Earth Month Activities: Neighborhood Cleanup, Scavenger Hunt & More
Did you know that 2020 marks the 50th anniversary of Earth Day? Amidst all of the changes, we are thinking of ways we can celebrate during the entire month of April, and hope you are too.
If you are looking for an impactful activity for you and those in your household to get involved in, we suggest a DIY cleanup and scavenger hunt in your neighborhood. The supplies are minimal, it’s a great way to get some physical activity nearby, and you can leave a spot in your community better than you found it.
I’ve rounded up some tips and instructions for a DIY neighborhood cleanup, a neighborhood scavenger hunt, and more ways to get involved below. Happy Earth Month 2020!
Before Starting Your Cleanup:
1. Gather Materials
- Cleanup supplies: work gloves to protect your hands and an old bucket or bag to collect trash are the perfect tools for a successful cleanup. Please do not pick up trash if you are not wearing gloves.
- Protection from the elements: Sun protective gear, such as a hat and sunglasses, and breathable clothing is highly recommended.
- Activity essentials: Pack a few essentials like a first aid kit, a filled reusable water bottle, and some of your favorite snacks to stay safe and hydrated.
- Trash tracking tools: Download the Marine Debris Tracker App on your mobile device or print out our Cleanup Data Card and take a pencil to track your finds.
2. Safety First
- Watch our Cleanup Safety Video or read our Cleanup Safety Talk aloud to your cleanup crew. Have a brief discussion at the end to ensure that everyone understands the safety tips, and what not to pick up. DO NOT pick up medical waste, hazardous waste, gloves, masks, syringes, needles, sharp objects, condoms, tampons, waste materials, etc.
- Be sure to wash your hands thoroughly once you’ve returned home.
- Limit your cleanup group participants to only the people in your household to accommodate physical distancing and help reduce the spread of COVID-19. If you see other people while you are outside, make sure to stay at least 6 feet away. If you or someone in your household feels sick, please stay home.

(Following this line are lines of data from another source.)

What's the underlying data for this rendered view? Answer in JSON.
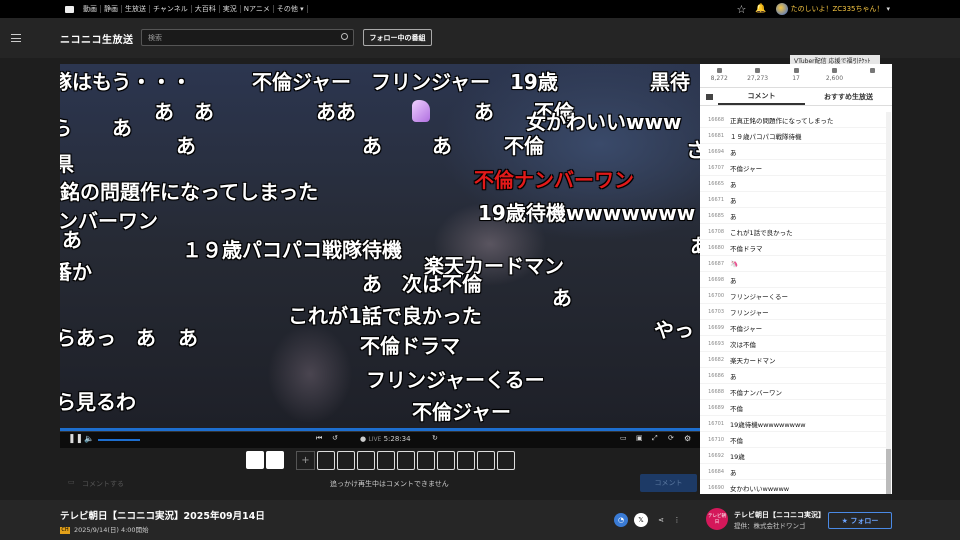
{
  "topbar": {
    "nav": [
      "動画",
      "静画",
      "生放送",
      "チャンネル",
      "大百科",
      "実況",
      "Nアニメ",
      "その他"
    ],
    "user_name": "たのしいよ！ZC335ちゃん！"
  },
  "header": {
    "logo": "ニコニコ生放送",
    "search_placeholder": "検索",
    "follow_programs": "フォロー中の番組"
  },
  "video": {
    "comments": [
      {
        "text": "隊はもう・・・",
        "size": 20
      },
      {
        "text": "不倫ジャー　フリンジャー　19歳",
        "size": 20
      },
      {
        "text": "黒待",
        "size": 20
      },
      {
        "text": "あ　あ",
        "size": 20
      },
      {
        "text": "ああ",
        "size": 20
      },
      {
        "text": "あ",
        "size": 20
      },
      {
        "text": "不倫",
        "size": 20
      },
      {
        "text": "あ",
        "size": 20
      },
      {
        "text": "女かわいいwww",
        "size": 20
      },
      {
        "text": "あ",
        "size": 20
      },
      {
        "text": "あ",
        "size": 20
      },
      {
        "text": "あ",
        "size": 20
      },
      {
        "text": "不倫",
        "size": 20
      },
      {
        "text": "不倫ナンバーワン",
        "size": 20,
        "color": "red"
      },
      {
        "text": "銘の問題作になってしまった",
        "size": 20
      },
      {
        "text": "19歳待機wwwwwww",
        "size": 20
      },
      {
        "text": "ンバーワン",
        "size": 20
      },
      {
        "text": "あ",
        "size": 20
      },
      {
        "text": "１９歳パコパコ戦隊待機",
        "size": 20
      },
      {
        "text": "番か",
        "size": 20
      },
      {
        "text": "楽天カードマン",
        "size": 20
      },
      {
        "text": "あ　次は不倫",
        "size": 20
      },
      {
        "text": "あ",
        "size": 20
      },
      {
        "text": "これが1話で良かった",
        "size": 20
      },
      {
        "text": "らあっ　あ",
        "size": 20
      },
      {
        "text": "やっ",
        "size": 20
      },
      {
        "text": "不倫ドラマ",
        "size": 20
      },
      {
        "text": "フリンジャーくるー",
        "size": 20
      },
      {
        "text": "ら見るわ",
        "size": 20
      },
      {
        "text": "不倫ジャー",
        "size": 20
      },
      {
        "text": "さ",
        "size": 20
      },
      {
        "text": "あ",
        "size": 20
      },
      {
        "text": "あ",
        "size": 20
      }
    ],
    "live_label": "LIVE",
    "time": "5:28:34"
  },
  "comment_bar": {
    "placeholder": "コメントする",
    "disabled_msg": "追っかけ再生中はコメントできません",
    "submit": "コメント"
  },
  "side": {
    "vtuber_banner": "VTuber配信 応援で福引ﾁｹｯﾄ",
    "stats": [
      "8,272",
      "27,273",
      "17",
      "2,600"
    ],
    "tab_comments": "コメント",
    "tab_recommended": "おすすめ生放送",
    "comments": [
      {
        "no": "16668",
        "text": "正真正銘の問題作になってしまった"
      },
      {
        "no": "16681",
        "text": "１９歳パコパコ戦隊待機"
      },
      {
        "no": "16694",
        "text": "あ"
      },
      {
        "no": "16707",
        "text": "不倫ジャー"
      },
      {
        "no": "16665",
        "text": "あ"
      },
      {
        "no": "16671",
        "text": "あ"
      },
      {
        "no": "16685",
        "text": "あ"
      },
      {
        "no": "16708",
        "text": "これが1話で良かった"
      },
      {
        "no": "16680",
        "text": "不倫ドラマ"
      },
      {
        "no": "16687",
        "text": "🦄"
      },
      {
        "no": "16698",
        "text": "あ"
      },
      {
        "no": "16700",
        "text": "フリンジャーくるー"
      },
      {
        "no": "16703",
        "text": "フリンジャー"
      },
      {
        "no": "16699",
        "text": "不倫ジャー"
      },
      {
        "no": "16693",
        "text": "次は不倫"
      },
      {
        "no": "16682",
        "text": "楽天カードマン"
      },
      {
        "no": "16686",
        "text": "あ"
      },
      {
        "no": "16688",
        "text": "不倫ナンバーワン"
      },
      {
        "no": "16689",
        "text": "不倫"
      },
      {
        "no": "16701",
        "text": "19歳待機wwwwwwwww"
      },
      {
        "no": "16710",
        "text": "不倫"
      },
      {
        "no": "16692",
        "text": "19歳"
      },
      {
        "no": "16684",
        "text": "あ"
      },
      {
        "no": "16690",
        "text": "女かわいいwwwww"
      }
    ]
  },
  "footer": {
    "title": "テレビ朝日【ニコニコ実況】2025年09月14日",
    "cs_badge": "CH",
    "date": "2025/9/14(日) 4:00開始",
    "provider_logo": "テレビ朝日",
    "provider_name": "テレビ朝日【ニコニコ実況】",
    "provider_sub": "提供：株式会社ドワンゴ",
    "follow": "★ フォロー"
  },
  "colors": {
    "accent": "#1d6ecf",
    "danmaku_red": "#e21a1a"
  }
}
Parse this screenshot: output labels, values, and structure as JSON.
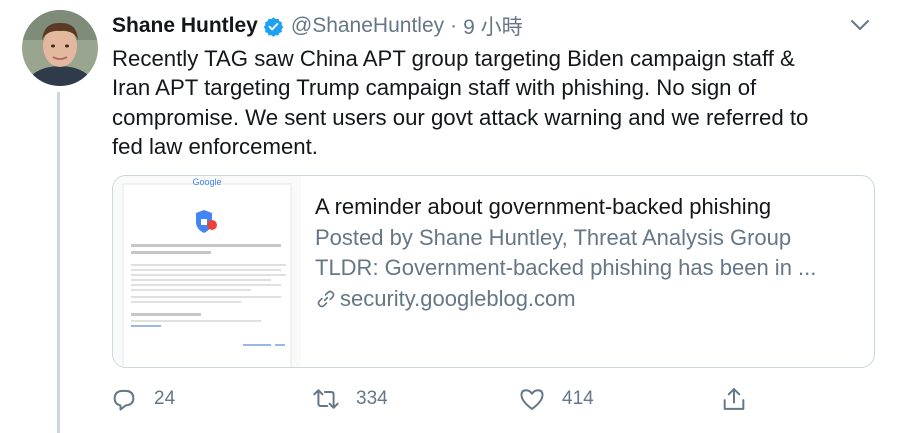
{
  "tweet": {
    "display_name": "Shane Huntley",
    "handle": "@ShaneHuntley",
    "separator": "·",
    "time": "9 小時",
    "text_lines": [
      "Recently TAG saw China APT group targeting Biden campaign staff &",
      "Iran APT targeting Trump campaign staff with phishing. No sign of",
      "compromise. We sent users our govt attack warning and we referred to",
      "fed law enforcement."
    ]
  },
  "card": {
    "title": "A reminder about government-backed phishing",
    "description_line1": "Posted by Shane Huntley, Threat Analysis Group",
    "description_line2": "TLDR: Government-backed phishing has been in ...",
    "domain": "security.googleblog.com",
    "thumbnail_brand": "Google"
  },
  "actions": {
    "reply_count": "24",
    "retweet_count": "334",
    "like_count": "414"
  },
  "icons": {
    "verified": "verified-badge-icon",
    "caret": "chevron-down-icon",
    "link": "link-icon",
    "reply": "reply-icon",
    "retweet": "retweet-icon",
    "like": "heart-icon",
    "share": "share-icon"
  },
  "colors": {
    "text": "#14171a",
    "secondary": "#657786",
    "verified": "#1da1f2",
    "border": "#ccd6dd"
  }
}
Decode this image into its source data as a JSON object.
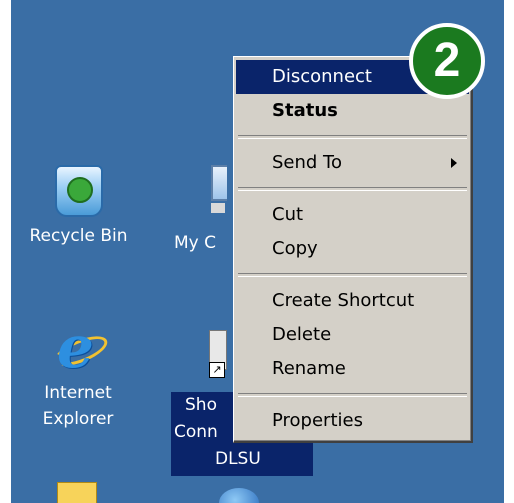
{
  "desktop": {
    "background_color": "#3a6ea5",
    "icons": {
      "recycle_bin": {
        "label": "Recycle Bin",
        "icon": "recycle-bin-icon"
      },
      "my_computer": {
        "label": "My C",
        "icon": "my-computer-icon"
      },
      "internet_explorer": {
        "line1": "Internet",
        "line2": "Explorer",
        "icon": "internet-explorer-icon"
      },
      "shortcut": {
        "line1": "Sho",
        "line2": "Conn",
        "line3": "DLSU",
        "icon": "shortcut-connection-icon"
      }
    }
  },
  "context_menu": {
    "items": [
      {
        "label": "Disconnect",
        "highlighted": true
      },
      {
        "label": "Status",
        "bold": true
      },
      {
        "label": "Send To",
        "submenu": true
      },
      {
        "label": "Cut"
      },
      {
        "label": "Copy"
      },
      {
        "label": "Create Shortcut"
      },
      {
        "label": "Delete"
      },
      {
        "label": "Rename"
      },
      {
        "label": "Properties"
      }
    ],
    "highlight_color": "#0a246a",
    "background_color": "#d4d0c8"
  },
  "step_badge": {
    "number": "2",
    "color": "#1b7a1f"
  }
}
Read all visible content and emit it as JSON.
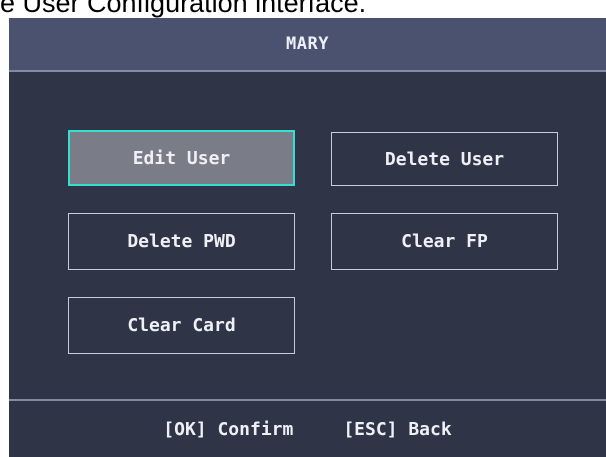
{
  "caption": "e User Configuration interface.",
  "title": "MARY",
  "menu": {
    "edit_user": "Edit User",
    "delete_user": "Delete User",
    "delete_pwd": "Delete PWD",
    "clear_fp": "Clear FP",
    "clear_card": "Clear Card",
    "selected": "Edit User"
  },
  "footer": {
    "confirm": "[OK] Confirm",
    "back": "[ESC] Back"
  },
  "colors": {
    "screen_background": "#2f3447",
    "title_bar": "#4a5270",
    "selection_border": "#33e0d0",
    "selection_fill": "#7a7d88"
  }
}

3. Pick Your Site (please check for park, beach, and trail closures)
- Adhere to county guidelines and respect closures and find a cleanup site that is accessible for you and everyone in your household and within walking distance from where you live.
- Some of the best cleanup locations could be your neighborhood block, park, creek, or trail with a waste receptacle or trash can nearby.
- When you find a site, make sure you take a photo before your cleanup effort.
- Remember that all storm drains lead to out the ocean, and leading a neighborhood cleanup helps prevent ocean-bound trash from ever making its way down the storm drain. That makes you and your loved ones ocean protectors!
After Your Neighborhood Cleanup:
- Take photos of your family members getting the job done.
- Snap some final photos of what your site looks like after the cleanup.
- Dump your collected trash at the nearest waste receptacle or trash can, and celebrate your work!
- Share your photos and finds by tagging us @healthebay and using the hashtag #healthebay.
- Give each other kudos for being a part of an amazing cleanup effort.
Neighborhood Scavenger Hunt
While this is a fun activity for all ages, we know that the little ones will especially love it. The possibilities for neighborhood scavenger hunts are endless, but here are a few of my favorite ideas for your next neighborhood walk or cleanup together:
Things To Spot
- Art or a mural
- Stop sign
- Something blue like the ocean or the sky
- Out of state license plate
- Tiny bug
- Storm drain
Things To Clean Up
- Snack bags or candy wrappers
- Cups or lids
- Plastic utensils
- Cigarette butts
- Glass bottles
- Aluminum cans
- Soda cans
- Plastic bags
- Plastic pieces
Things to avoid: sharp objects, heavy objects. If you find something that needs to be picked up by city officials. Call 311 to report bulk items.